When it’s time to have a new heating system installed, take my advice—don’t make a hasty choice! This isn’t like getting a bad haircut (as I’ve seen happen to some of my poodle friends) where the mistake corrects itself fast. A heating installation is supposed to last for a decade or more. Replacing a heater years early because it wasn’t right for your house is a big inconvenience and expense. Taking time to consider your options and how they’ll work with your house is key to getting the right installation at the start.
I’m pleased to say you don’t have to make the choice on your own! You’ve got me, for one, to give advice. Even better, you have our Russell & Abbott team.
Today, we’re going to offer you new perspectives on one of the big choices for a new heater: the heat pump or the furnace.

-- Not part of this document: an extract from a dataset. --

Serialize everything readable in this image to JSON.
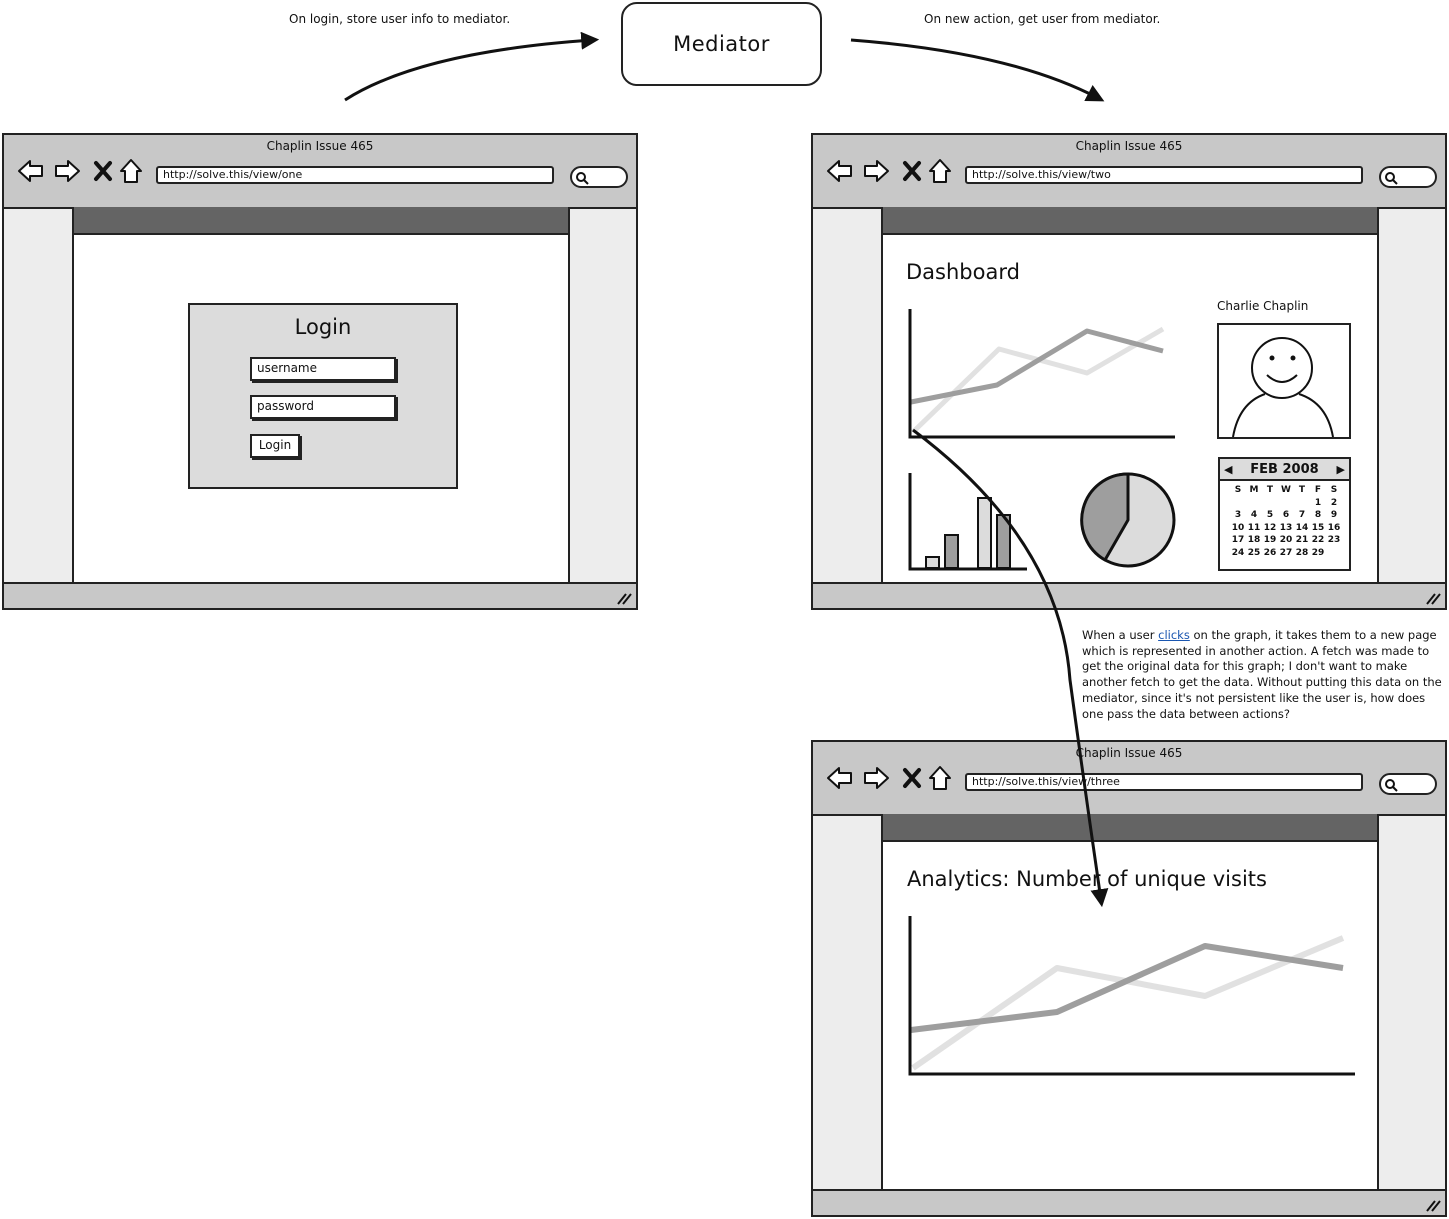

People often have misunderstandings about both systems
Right off the top of my head, here are some misconceptions people have about furnaces and heat pumps: a furnace is always better, heat pumps can’t fully heat a house, gas furnaces are dangerous, and heat pumps can emit carbon dioxide. I’ll break down what’s incorrect:
- “A furnace is always better” – In the world of home heating, no system is always better. If it was, every home would have that system. Furnaces are the most common heater type, specifically gas furnaces, but the specific needs of a home are important. This is why our team performs an exact load calculation to determine the amount of heat your home requires. There are cases where the strong levels of heat a furnace puts out may make a house stuffy and overheated. Also, a house without a gas line can’t use a gas furnace.
- “Heat pumps can’t fully heat a house” – This misunderstanding comes from the earlier days of heat pumps, where the technology wasn’t advanced enough for a heat pump to draw on sufficient thermal energy during extremely cold days to provide comfort. Heat pumps are more effective today, even in much colder climates than ours, and can give many households the heating levels they need. There are also dual fuel heat pumps that have backup heat from a gas or propane furnace, combining electric and heating fuel energy.
- “Gas furnaces are dangerous” – Natural gas does carry risks of toxic gas exposure and combustion hazards. But if gas furnaces were really dangerous devices, they would never be allowed in homes at all! We certainly would never install anything we thought was dangerous in your home. When you have regular maintenance for a gas furnace each year, you’ll have little to worry about.
- “Heat pumps can emit carbon dioxide” – Heat pumps do not burn fuel to work. They’re electrical devices that use electricity to power components to move heat from outside to inside. This makes them a good alternative to an electric furnace in an all-electric house. However, a dual fuel heat pump uses a gas furnace backup, so those models can emit CO.